Fortunately goat hooves are very easy to trim.  They do tend to get full of dirt and poo and nastiness.

Frodo decided to chew on my boot while I was working on his brother.

Jerry was humming and concerned for his boys.

Milkshakes only let me do her front hooves today.  I didn’t feel like wrestling her back down, so I’ll get the back ones later.

Otherwise, we’re all spiffied up and good to go!


Drive Thru Sweater



This sweater seemed to never, ever want to end.

They were going to have to bury me with it one day, needles still firmly stuck in the unending yoke.

I persevered, however, and Oona is thrilled.  The buttons are not on in the pictures (I couldn’t wait, since the light was right for pictures)and the ends are not woven in, but you get the idea.

This sweater has taken up so much of my life lately that now that it is done I almost don’t know what to do with myself.



Friday Knitting

We’ve gotten much of the work we needed to get done this week for school completed already (just some math and reading to do later) so I am taking some time to spend on knitting.  I’ve got a case of that “Finishup-itis” that seems to be going around the Knitting Blogosphere of late and I am trying to get Oona’s Drive Thru cardigan done.  I’ve got the body and one sleeve finished.  The second sleeve has been cast – on and then there’s just the yoke and finishing, so I am feeling like I am in the home stretch.

I also cast on some super yummy Juniper Moon Farm Worsted Weight in a colorway I cannot remember (Aegean Sea?  Storm Cloud?  Dunno) using Brooklyn Tweed’s Guernsey Wrap pattern.  It is going to to be AMAZING.  The pattern is gorgeous and the color of this wool is just perfect.

The knitting has been a balm for my mind and soul as we deal with a lot of things around here, both good and bad.  There’s much going on, and there will be a few changes in the coming weeks.  You’ll have to stay tuned to see how that unfolds.

I also should admit I’ve become rather obsessed with the King Arthur Flour website.  I want to try every recipe and order all of the neat gadgets and ingredients that look oh – so – fun to bake with.  I haven’t given in to the impulse much, but I did do something that made sense.  I bought a 25 lb.bag of flour and a bucket for it.  This winds up being way cheaper than buying the 5 lb. bags at the grocery store like I’ve been doing, since I go through so much of it.  I  am also thinking about ordering up some of their gluten – free fare, since so many of my friends are living gluten – free these days.

That’s a big – ass bag o’ flour!

I wonder how long it will last in this house???

Owl Pellets!

Hey there, remember me??? The one who used to be great at posting all the time and now…..well, not so much.

Call it “Exhausted Brain Syndrome”.  It’s hard to be witty and funny and think of things to say when the kids have been giving you a hard time all day and all you want to do is drink a bottle of wine before bed but you can’t because you’re the responsible adult here so you have to act like it and OMG.

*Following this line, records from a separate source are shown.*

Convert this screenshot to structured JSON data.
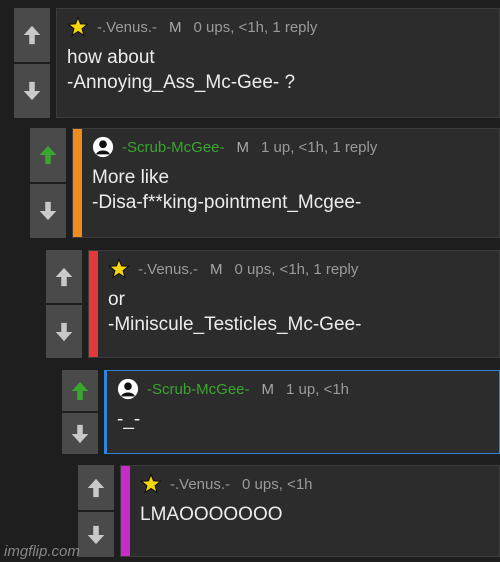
{
  "colors": {
    "background": "#1e1e1e",
    "card": "#2c2c2c",
    "upvote_active": "#3aa52f",
    "vote_inactive": "#c9c9c9",
    "stripe_orange": "#f08c1e",
    "stripe_red": "#e23a3a",
    "stripe_blue": "#2f86d8",
    "stripe_magenta": "#c92bc9"
  },
  "comments": [
    {
      "username": "-.Venus.-",
      "flag": "M",
      "stats": "0 ups, <1h, 1 reply",
      "text": "how about\n-Annoying_Ass_Mc-Gee- ?",
      "avatar": "star-icon",
      "upvoted": false
    },
    {
      "username": "-Scrub-McGee-",
      "flag": "M",
      "stats": "1 up, <1h, 1 reply",
      "text": "More like\n-Disa-f**king-pointment_Mcgee-",
      "avatar": "user-silhouette-icon",
      "upvoted": true
    },
    {
      "username": "-.Venus.-",
      "flag": "M",
      "stats": "0 ups, <1h, 1 reply",
      "text": "or\n-Miniscule_Testicles_Mc-Gee-",
      "avatar": "star-icon",
      "upvoted": false
    },
    {
      "username": "-Scrub-McGee-",
      "flag": "M",
      "stats": "1 up, <1h",
      "text": "-_-",
      "avatar": "user-silhouette-icon",
      "upvoted": true
    },
    {
      "username": "-.Venus.-",
      "flag": "",
      "stats": "0 ups, <1h",
      "text": "LMAOOOOOOO",
      "avatar": "star-icon",
      "upvoted": false
    }
  ],
  "watermark": "imgflip.com"
}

Okay.  Now that that’s out of my system let’s move on, shall we?

We’ve been chugging right along with our school work, though I will admit it’s not been easy.  Neve seems to be unable to really focus most of the time.  I’m not sure if it is just the age, or the fact that it’s me she’s working with, or if she really has an inability to maintain any attention long enough to  do her work.  In any case she requires a lot of patience and time in getting her lessons done.  Unless it is something she is truly interested in.

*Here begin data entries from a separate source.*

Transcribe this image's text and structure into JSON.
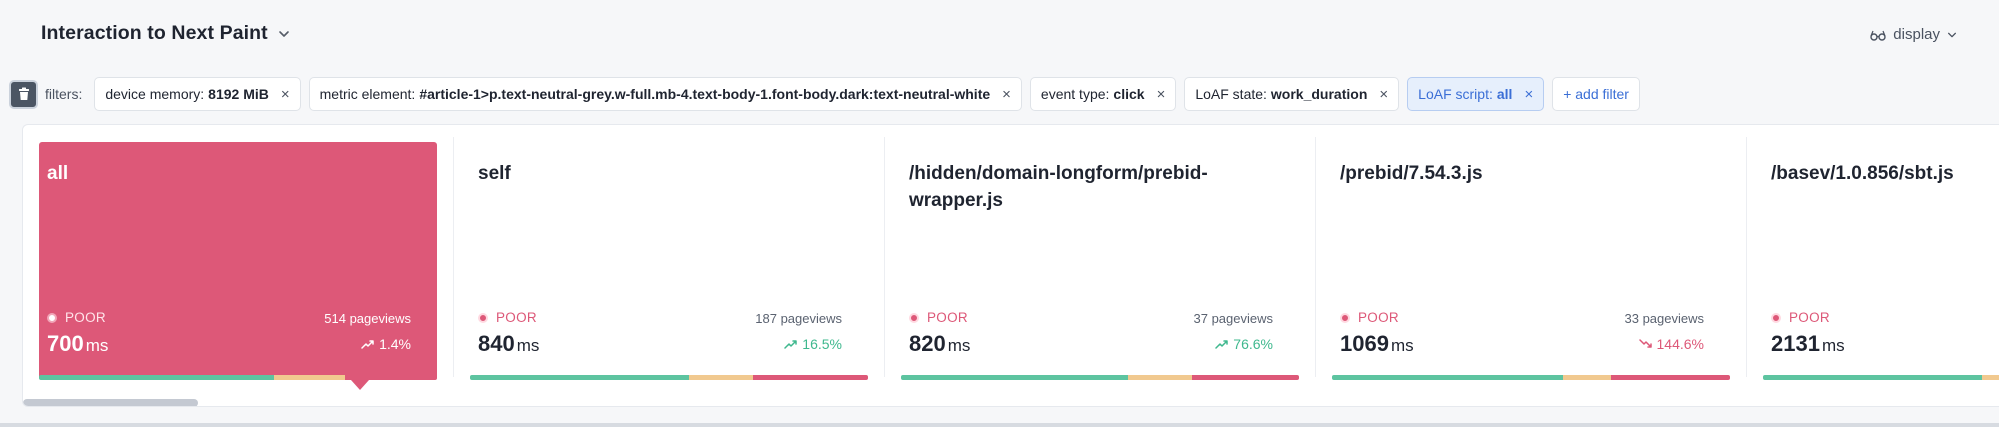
{
  "header": {
    "title": "Interaction to Next Paint",
    "display_label": "display"
  },
  "filters": {
    "label": "filters:",
    "chips": [
      {
        "key": "device memory:",
        "value": "8192 MiB"
      },
      {
        "key": "metric element:",
        "value": "#article-1>p.text-neutral-grey.w-full.mb-4.text-body-1.font-body.dark:text-neutral-white"
      },
      {
        "key": "event type:",
        "value": "click"
      },
      {
        "key": "LoAF state:",
        "value": "work_duration"
      },
      {
        "key": "LoAF script:",
        "value": "all",
        "active": true
      }
    ],
    "add_label": "+ add filter"
  },
  "cards": [
    {
      "name": "all",
      "status": "POOR",
      "pageviews": "514 pageviews",
      "value": "700",
      "unit": "ms",
      "trend": "1.4%",
      "trend_direction": "up",
      "selected": true,
      "distribution": {
        "good": 0.59,
        "needs_improvement": 0.18,
        "poor": 0.23
      }
    },
    {
      "name": "self",
      "status": "POOR",
      "pageviews": "187 pageviews",
      "value": "840",
      "unit": "ms",
      "trend": "16.5%",
      "trend_direction": "up",
      "selected": false,
      "distribution": {
        "good": 0.55,
        "needs_improvement": 0.16,
        "poor": 0.29
      }
    },
    {
      "name": "/hidden/domain-longform/prebid-wrapper.js",
      "status": "POOR",
      "pageviews": "37 pageviews",
      "value": "820",
      "unit": "ms",
      "trend": "76.6%",
      "trend_direction": "up",
      "selected": false,
      "distribution": {
        "good": 0.57,
        "needs_improvement": 0.16,
        "poor": 0.27
      }
    },
    {
      "name": "/prebid/7.54.3.js",
      "status": "POOR",
      "pageviews": "33 pageviews",
      "value": "1069",
      "unit": "ms",
      "trend": "144.6%",
      "trend_direction": "down",
      "selected": false,
      "distribution": {
        "good": 0.58,
        "needs_improvement": 0.12,
        "poor": 0.3
      }
    },
    {
      "name": "/basev/1.0.856/sbt.js",
      "status": "POOR",
      "pageviews": "",
      "value": "2131",
      "unit": "ms",
      "trend": "",
      "trend_direction": "",
      "selected": false,
      "distribution": {
        "good": 0.55,
        "needs_improvement": 0.14,
        "poor": 0.31
      }
    }
  ],
  "colors": {
    "poor": "#dd5878",
    "good": "#5dc4a0",
    "needs_improvement": "#f1c98f",
    "accent": "#3b6fd6"
  },
  "icons": [
    "chevron-down-icon",
    "glasses-icon",
    "trash-icon",
    "close-icon",
    "trend-up-icon",
    "trend-down-icon"
  ]
}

Like say, dissecting owl pellets.

Owl pellets, believe it or not, are easy to come by and dirt cheap to purchase for classroom use.  Basically, after an owl eats its meal, the indigestible  bones and fur and bits get vomited back up in the form of “pellets”.  We can then pull these pellets apart and see what the owl has eaten.

We found many rodent skulls and bones in our pellets.  I was hoping maybe we’d find small bird bits as well, but o such luck.

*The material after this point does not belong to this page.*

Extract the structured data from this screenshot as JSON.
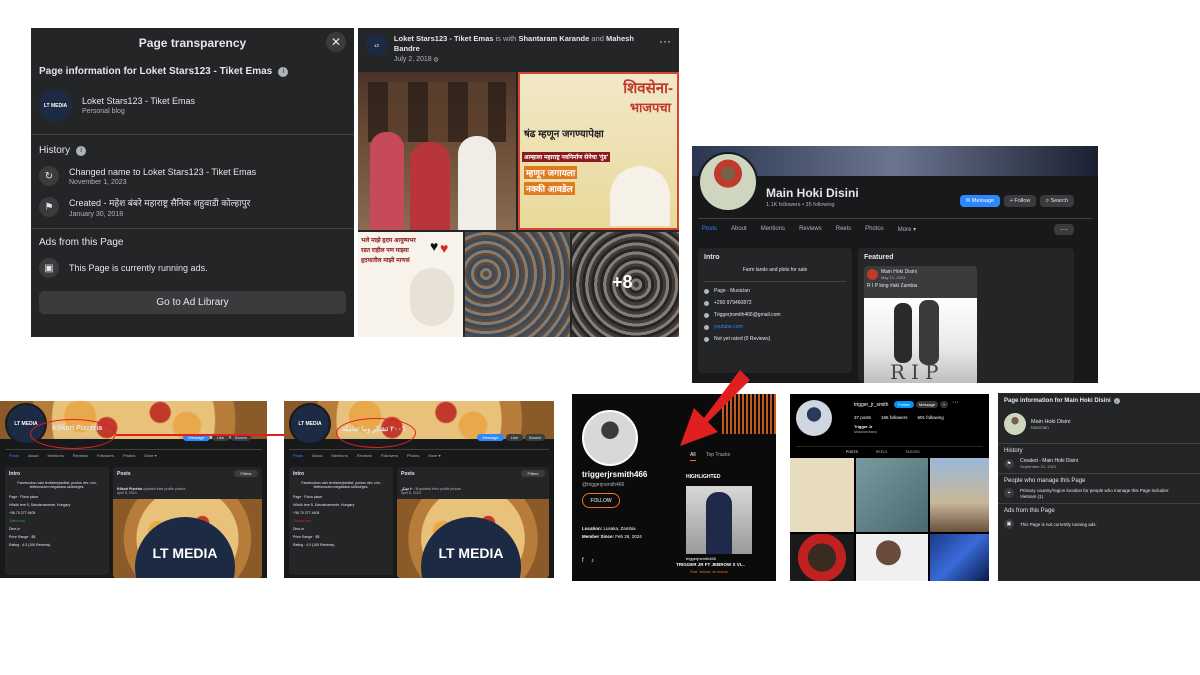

Neve was shrieking with each new discovery, almost as though it were Christmas morning.

Emily was completely disgusted and wanted no part of it; she dissected hers as quickly as possible and then showered and disinfected herself.

Neve asked if she could keep the skulls.

She also wants me to order a bunch more pellets.

If only she’s be this interested in all of her school work!